However, Chancellor Jeremy Hunt is keeping the corporation tax rise but getting rid of the super deduction. “So we still don’t have a tax system that incentivises investment,” he said. “If anything, we now have one that punishes investment because you just pay more tax. Sunak needs to follow through.”

Danker also wanted to see the government use its balance sheet rather than its current account, which would increase underwriting to sectors like green energy, making them more investable. “When it comes to green investment, we’ve been overtaken by the US’s Inflation Reduction Act. Money is shifting to them. Meanwhile, we’re also failing to keep up with EU stimulus for green investment.”

The other set of growth levers available to the government, according to Danker, are all non-fiscal: the rules that govern the UK’s market environment. Bold action is required on these, he said.

“Parliament determines whether or not businesses can import skills or not, who it can trade with and on what terms, etc,” said Danker. “And at the moment… we do not have regulation which is pro-growth, be it on immigration or the ongoing EU stalemate with the Northern Ireland protocol discussion.” He fears that the UK will be seen, once again, to have a Brexit problem. Beyond the reputational damage caused by Liz Truss’s mini-Budget, the UK has not been an easy place to convince foreign and domestic companies to invest in, the director-general added.

Still, Danker has been impressed by the recent performance of the Labour Party. “People are really pleased that, when it comes to business, Keir Starmer is in charge, not Jeremy Corbyn. They’re really responsive to and impressed with Keir, [the shadow chancellor] Rachel Reeves and [the shadow business secretary Jonathan] Reynolds, and all of those front benches engaging with business. These are politicians who listen and respond to business concerns.”

He is particularly complimentary about Labour’s “very bold stance” on green investment. “Keir is absolutely winning hearts and minds in the business community who are worried that the government is going backwards, not forwards, on that agenda. So that’s very popular.” Danker also praised Labour’s commitment to economic clusters as a way to “level up” the economy. “It’s a massive opportunity.”

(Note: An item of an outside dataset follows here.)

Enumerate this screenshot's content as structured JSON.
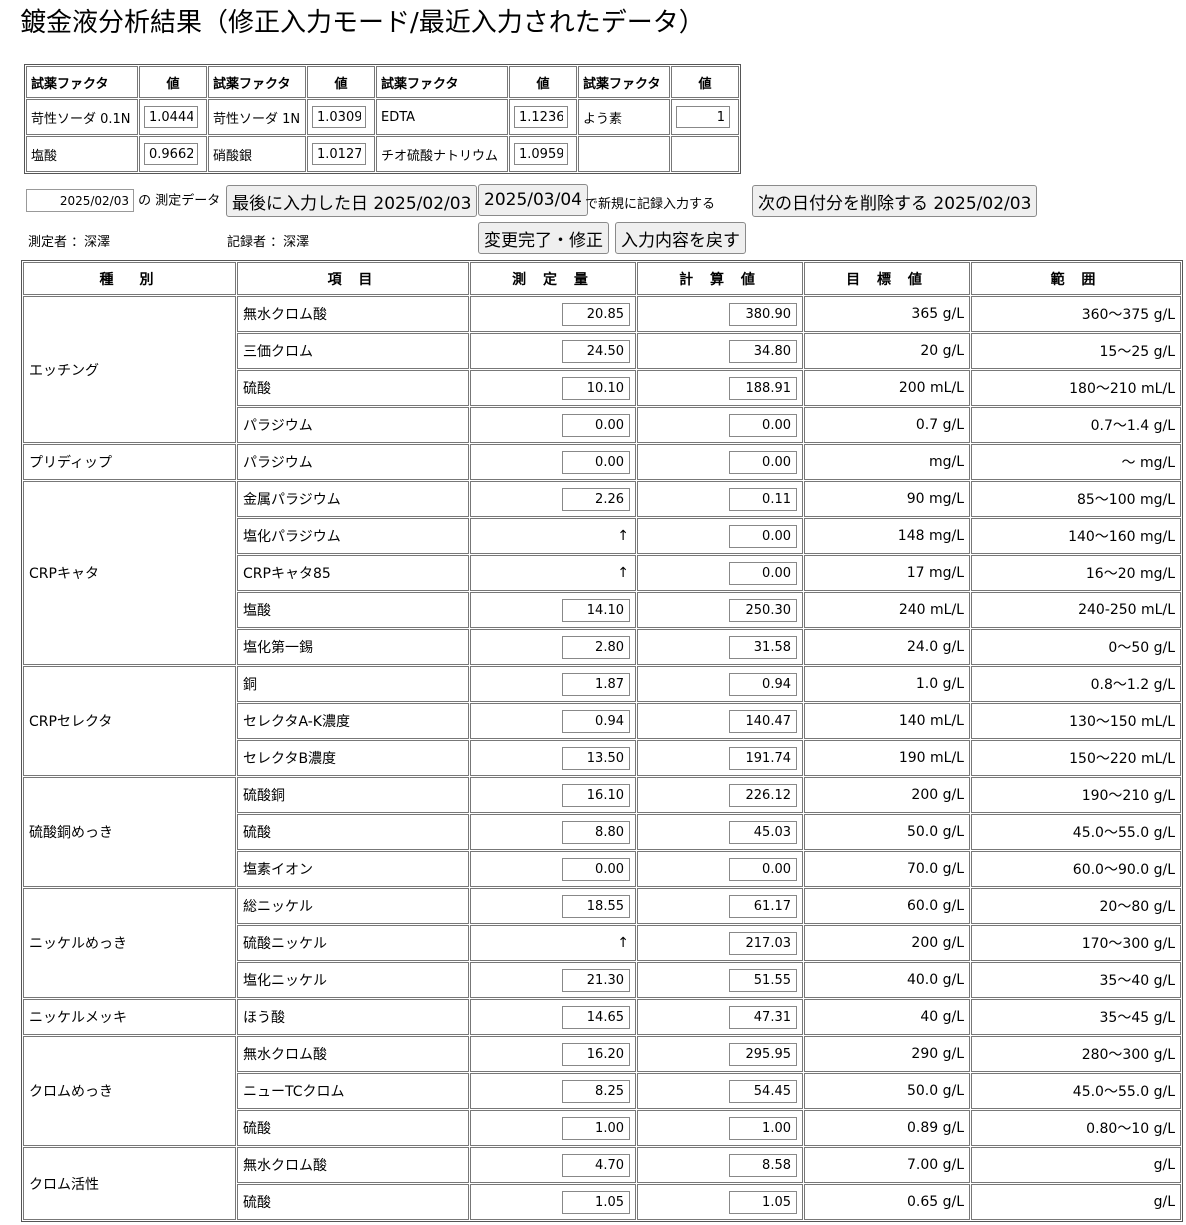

The only fears surrounding Starmer are that a lot of areas in the “policy colouring book” are not filled in, he said. “We don’t need great strategy and no detail, which was Boris [Johnson]’s curse.” Danker pointed out the party has not produced many leaders from the business community. “I don’t think the Labour Party, historically, has had a strong enough vision for how businesses can deliver a better society. This is the fundamental question for the left of politics: is business the problem in delivering a fairer society, or is it the solution for delivering a fairer society?” It goes without saying that Danker believes the latter.

He also felt, “very deeply”, that there is a “great opportunity” for the centre left and the business community to work in conjunction. “Around the world, we have more of a political leadership deficit than a business leadership one. The vast majority of employers in the UK have completely reassessed their capitalism because of employee, political and societal pressure. We saw them step up during the pandemic. The press will continue to report on the bad capitalists, and they must, but business has and is changing. I see it.”

[See also: Conservative Environment Network: the government must attract green investment, not deter it]